The aluminum frame is the box for the drawers which will hold our clothes, the drawers are push to open, which means no handles to catch yourself on. These have all been made, but not installed yet. Bedhead and bed base are yet to come. The base will sit on the drawers and on top of the step you can see behind the drawers. Henry is making this room modular so that it can be turned into a man-cave once we’ve finished traveling. We will actually have quite a bit of floor space in this bedroom, enough for me to do yoga! All the doors (all three: bedroom, bathroom and the little corridor) all have sliding doors which push to latch and push to open and hide inside the walls which are as thin as we could possibly make them by using aluminum framing and ‘Aluwell’.
Below is the other corner of our room, opposite to the cupboard corner, and a spare wall! This kind of thing is a miracle to find in a bus-home and it’s only because of Henry’s excellent design that we managed to do it!
This next picture is from our bedroom looking out to the back of the bus. Between the large living/kitchen area and our bedroom is a bunk for the kids and a bathroom.
Here’s the top bunk, again, thanks to Dr Carl for helping us with this one! We’d never have been able to do it without you!!! I wish you could see the lights on this thing. Strip lighting hides along the top, internal, wooden edge and glows beautiful along the slope of the ceiling. There are no shadows. It will be the perfect reading environment for Soph.

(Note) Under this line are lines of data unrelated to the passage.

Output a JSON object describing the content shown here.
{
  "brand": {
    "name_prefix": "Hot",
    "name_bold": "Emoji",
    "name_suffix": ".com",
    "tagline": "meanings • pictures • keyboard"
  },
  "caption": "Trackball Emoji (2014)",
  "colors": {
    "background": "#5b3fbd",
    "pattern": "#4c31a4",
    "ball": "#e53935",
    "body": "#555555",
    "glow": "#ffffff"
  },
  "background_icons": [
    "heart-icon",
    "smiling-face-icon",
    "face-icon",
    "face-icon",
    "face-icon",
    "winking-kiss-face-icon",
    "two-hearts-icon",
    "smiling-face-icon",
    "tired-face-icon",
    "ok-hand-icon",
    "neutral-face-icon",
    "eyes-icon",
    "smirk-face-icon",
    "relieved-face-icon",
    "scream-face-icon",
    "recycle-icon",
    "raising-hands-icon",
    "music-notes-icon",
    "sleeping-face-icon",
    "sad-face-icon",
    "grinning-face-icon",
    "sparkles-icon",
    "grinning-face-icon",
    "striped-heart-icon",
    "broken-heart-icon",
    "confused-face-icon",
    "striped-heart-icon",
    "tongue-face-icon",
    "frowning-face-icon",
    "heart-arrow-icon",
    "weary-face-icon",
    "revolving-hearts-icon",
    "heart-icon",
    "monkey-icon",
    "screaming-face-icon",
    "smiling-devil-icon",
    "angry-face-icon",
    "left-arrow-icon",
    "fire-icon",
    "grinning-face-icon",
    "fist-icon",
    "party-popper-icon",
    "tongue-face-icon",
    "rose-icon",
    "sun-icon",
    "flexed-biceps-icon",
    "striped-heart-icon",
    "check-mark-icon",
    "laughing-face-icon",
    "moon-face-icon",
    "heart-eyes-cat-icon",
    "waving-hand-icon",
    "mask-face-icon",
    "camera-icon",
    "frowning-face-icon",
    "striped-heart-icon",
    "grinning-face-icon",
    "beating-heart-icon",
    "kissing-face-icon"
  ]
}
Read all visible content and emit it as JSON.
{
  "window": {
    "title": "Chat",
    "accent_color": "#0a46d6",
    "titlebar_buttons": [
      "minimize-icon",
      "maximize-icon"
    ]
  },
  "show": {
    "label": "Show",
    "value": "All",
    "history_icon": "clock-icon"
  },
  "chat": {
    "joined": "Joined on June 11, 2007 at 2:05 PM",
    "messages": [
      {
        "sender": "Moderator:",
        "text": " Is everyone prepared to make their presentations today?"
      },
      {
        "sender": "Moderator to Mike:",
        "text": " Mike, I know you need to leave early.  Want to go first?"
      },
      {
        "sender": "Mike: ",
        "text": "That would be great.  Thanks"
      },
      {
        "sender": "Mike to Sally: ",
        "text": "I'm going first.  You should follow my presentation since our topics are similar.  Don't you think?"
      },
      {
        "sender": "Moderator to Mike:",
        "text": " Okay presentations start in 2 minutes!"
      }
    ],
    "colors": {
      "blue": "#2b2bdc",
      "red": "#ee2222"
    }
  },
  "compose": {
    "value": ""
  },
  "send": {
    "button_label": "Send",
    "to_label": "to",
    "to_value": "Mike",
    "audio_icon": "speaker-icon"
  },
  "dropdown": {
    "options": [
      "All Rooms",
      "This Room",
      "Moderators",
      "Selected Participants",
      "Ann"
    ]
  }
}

The bottom bunk here, which will be Gunther’s cave. He too has strip lighting along the top, internal edge of his bunk, but it doesn’t quite glow as beautifully as the top bunk. Below the bunks will be covered with a door and baskets for toys and clothes will be under the bed.
From our bedroom now, looking in through the bathroom door. The sliding door is not yet attached for this one, but it’s very easily done and all ready to go, so no problems there. You can also see in the top middle section of the picture the corner edge of the hatch which leads up to the roof. We climb up the bunk bed ladder to get up there. The dream is too put a deck up there…but first things first!
A confusing photo, perhaps, but this is me standing in our bathroom, reflected in our mirror wall. The room is white with a mirror wall on one side (the toilet and sink side) and a red wall on the other (shower) side. Planning on a composting toilet which is currently half built, but not installed.
We have sunk the shower floor down to give us some extra head space and also to allow for a bit of a bathing area for the kids. This is an earlier photo:
Looking from the bathroom into the corridor:
You can see here the Aluminum angle which separates the wall and ceiling. This runs on both sides along the length of the front of the bus (and is also in the main bedroom) and will have LED strip lighting as uplights and downlights, these will be dimmable.
Our most recent achievement (and when I say ‘our’ I mean Henry with a little bit of help from me…he is the real brains and brawn behind this. I often just feel like a cheerleader…but apparently I am absolutely crucial in that role! So he says. :)…anyhoo. Solar power. Solar power has long been a dream of ours as environmentally conscious human beings and so installing this on our bus has been a great feeling…now just to get on the thing and use it!